# [ACTIVITY]
Your answer should consist of each line below that includes the word "gmail".

# [MATERIAL FOR THIS EXERCISE]
===
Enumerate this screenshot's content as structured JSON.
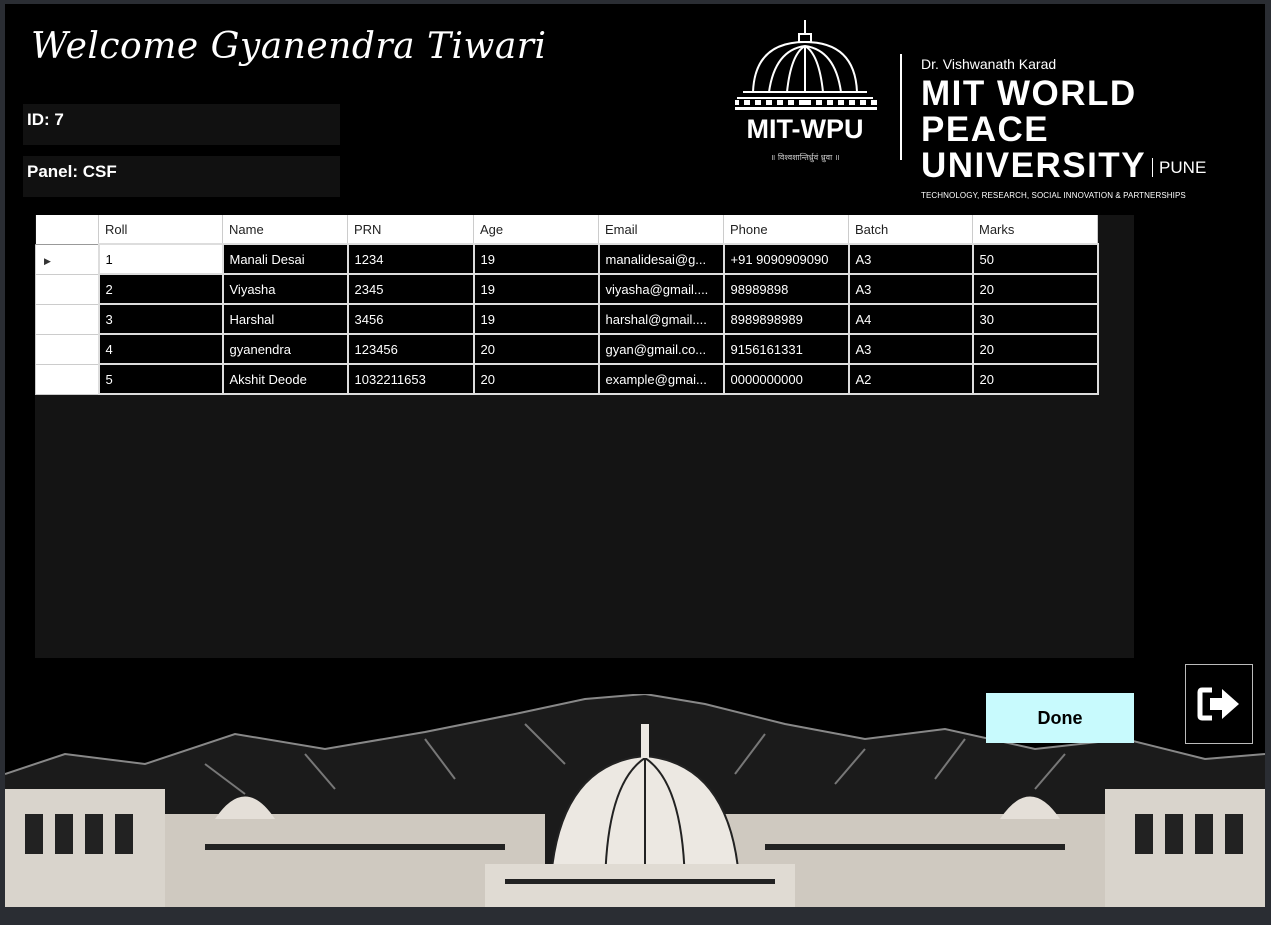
{
  "header": {
    "welcome": "Welcome Gyanendra Tiwari",
    "id_label": "ID: 7",
    "panel_label": "Panel: CSF"
  },
  "logo": {
    "emblem_text": "MIT-WPU",
    "emblem_motto": "॥ विश्वशान्तिर्ध्रुवं ध्रुवा ॥",
    "subtitle": "Dr. Vishwanath Karad",
    "line1": "MIT WORLD PEACE",
    "line2": "UNIVERSITY",
    "city": "PUNE",
    "tagline": "TECHNOLOGY, RESEARCH, SOCIAL INNOVATION & PARTNERSHIPS"
  },
  "table": {
    "columns": [
      "Roll",
      "Name",
      "PRN",
      "Age",
      "Email",
      "Phone",
      "Batch",
      "Marks"
    ],
    "current_row_marker": "▶",
    "rows": [
      [
        "1",
        "Manali Desai",
        "1234",
        "19",
        "manalidesai@g...",
        "+91 9090909090",
        "A3",
        "50"
      ],
      [
        "2",
        "Viyasha",
        "2345",
        "19",
        "viyasha@gmail....",
        "98989898",
        "A3",
        "20"
      ],
      [
        "3",
        "Harshal",
        "3456",
        "19",
        "harshal@gmail....",
        "8989898989",
        "A4",
        "30"
      ],
      [
        "4",
        "gyanendra",
        "123456",
        "20",
        "gyan@gmail.co...",
        "9156161331",
        "A3",
        "20"
      ],
      [
        "5",
        "Akshit Deode",
        "1032211653",
        "20",
        "example@gmai...",
        "0000000000",
        "A2",
        "20"
      ]
    ]
  },
  "actions": {
    "done_label": "Done",
    "logout_icon": "logout-arrow-icon"
  },
  "colors": {
    "background": "#000000",
    "done_button": "#c8fafd",
    "grid_background": "#141414"
  }
}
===
# [EXPECTED ANSWER]
        "viyasha@gmail....",
        "harshal@gmail....",
        "gyan@gmail.co...",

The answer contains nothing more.